A key finding of our report is that opportunities for value capture must be identified and implemented early in planning process to maximise benefits to taxpayers. It is simply too late if construction workers are already on the ground in hard hats and hi-vis vests.
This requires a renewed commitment to long-term, integrated land use planning, which is of course a central theme in the Australian Infrastructure Plan.
Where infrastructure solutions are developed outside of a detailed planning process, opportunities to capture value uplift are typically reduced or lost entirely.
Taking a long-term view of our future infrastructure needs can help governments to identify and support the value a future project can create.
Similarly, governments can use a combination of long-term planning and value capture to reduce the cost of strategic future investments through corridor preservation.

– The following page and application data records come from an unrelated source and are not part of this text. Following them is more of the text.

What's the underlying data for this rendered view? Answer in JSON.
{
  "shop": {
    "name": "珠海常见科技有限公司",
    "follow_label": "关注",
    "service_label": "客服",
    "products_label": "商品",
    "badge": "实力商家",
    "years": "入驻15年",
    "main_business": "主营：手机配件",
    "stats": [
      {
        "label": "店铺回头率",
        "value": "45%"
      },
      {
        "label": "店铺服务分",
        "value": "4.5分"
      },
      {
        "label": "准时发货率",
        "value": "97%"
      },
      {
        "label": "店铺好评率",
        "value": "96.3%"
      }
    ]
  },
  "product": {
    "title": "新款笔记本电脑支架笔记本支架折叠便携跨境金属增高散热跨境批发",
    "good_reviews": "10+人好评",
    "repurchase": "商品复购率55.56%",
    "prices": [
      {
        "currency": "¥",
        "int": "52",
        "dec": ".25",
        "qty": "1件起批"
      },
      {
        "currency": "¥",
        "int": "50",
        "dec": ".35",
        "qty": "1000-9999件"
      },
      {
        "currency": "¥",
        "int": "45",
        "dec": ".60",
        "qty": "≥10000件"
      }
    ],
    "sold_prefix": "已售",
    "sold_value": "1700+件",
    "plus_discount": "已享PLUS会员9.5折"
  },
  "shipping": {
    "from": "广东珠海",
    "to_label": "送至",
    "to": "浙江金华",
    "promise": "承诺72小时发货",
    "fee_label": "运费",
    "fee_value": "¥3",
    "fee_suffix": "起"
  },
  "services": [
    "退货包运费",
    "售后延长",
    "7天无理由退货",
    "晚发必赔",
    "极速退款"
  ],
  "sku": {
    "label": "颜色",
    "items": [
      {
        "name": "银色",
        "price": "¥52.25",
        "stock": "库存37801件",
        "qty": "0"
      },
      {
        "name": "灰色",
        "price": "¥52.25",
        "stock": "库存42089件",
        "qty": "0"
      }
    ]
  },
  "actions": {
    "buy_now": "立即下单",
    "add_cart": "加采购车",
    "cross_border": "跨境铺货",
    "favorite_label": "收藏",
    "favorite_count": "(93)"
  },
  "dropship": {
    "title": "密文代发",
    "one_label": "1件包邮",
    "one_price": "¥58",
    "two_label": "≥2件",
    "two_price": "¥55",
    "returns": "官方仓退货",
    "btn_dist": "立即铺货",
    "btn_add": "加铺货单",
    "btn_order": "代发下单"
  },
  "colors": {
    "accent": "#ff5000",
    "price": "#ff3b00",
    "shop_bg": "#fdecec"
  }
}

Engaging with communities and businesses
As we also highlighted in our report, project proponents must also make a meaningful attempt to communicate the benefits of infrastructure investments to local stakeholders.
Establishing a transparent and robust governance structure is essential, and receiving meaningful feedback from the community throughout the development process will help to identify and address issues as they emerge.
An important part of this process is making sure that value capture mechanisms are well-explained. Beneficiaries must therefore be clear on how much they will pay, and how this charge is calculated.
Where beneficiaries are required to contribute to a project, governments should ensure these stakeholders are still better off than if no project had been built, and that all charges are communicated clearly at the project's outset.
London's Cross Rail Project, which is regularly cited in discussions on value capture, including by the Minister this morning, was successful precisely because it got both elements right–the planning and the community engagement. Even though 40 years of planning is extreme.
Broadening the land tax system
In the long-term, moving towards a broad-based land-tax represents the most efficient approach to capturing value and funding the infrastructure our cities and regions need.
Each state and territory currently has some form of land tax in place, with the exception of the Northern Territory. However, there are significant exemptions, including on owner-occupied properties. This exemption alone reduces the total value of the land tax base by around 60%.
Broadening the land tax system, while removing other inefficient charges such as stamp duties, could provide a fairer, more efficient way of capturing land value uplift. It could provide governments with a reliable stream of funding that efficiently and fairly reflects the productive value of land.
Of course, Infrastructure Australia is not the first to recommend this. Land tax reform has been supported by the Bureau of Infrastructure, Transport and Regional Economics, and the Henry Tax Review.
While this reform comes with its own challenges, Australia's governments need only to look the ACT for leadership, where land tax reform is well underway.
In 2012, the ACT Government commenced a 20-year period of phasing out residential property transaction taxes, while phasing in a broad-based land tax.
The effect of this reform process has been to reduce the volatility of government revenues from duties to a more reliable and stable land tax revenue stream, which in turn supports better infrastructure service delivery and better outcomes for infrastructure users.
Before I conclude today, I want to make the final and important point that government decisions should be guided by what is in the best long-term interests of Australian taxpayers and infrastructure users.
Many of today's presentations will explore the concept of value capture in detail, and this is a great chance to delve deeper into the opportunities value capture brings for funding Australia's infrastructure needs.
But discussion on value capture shouldn't just be about getting specific projects off the ground.
Rather, the question is how we can use value capture to make our infrastructure funding mix fairer and more sustainable, and to deliver better infrastructure for all Australians.
Thank you for your contributions and deliberations today.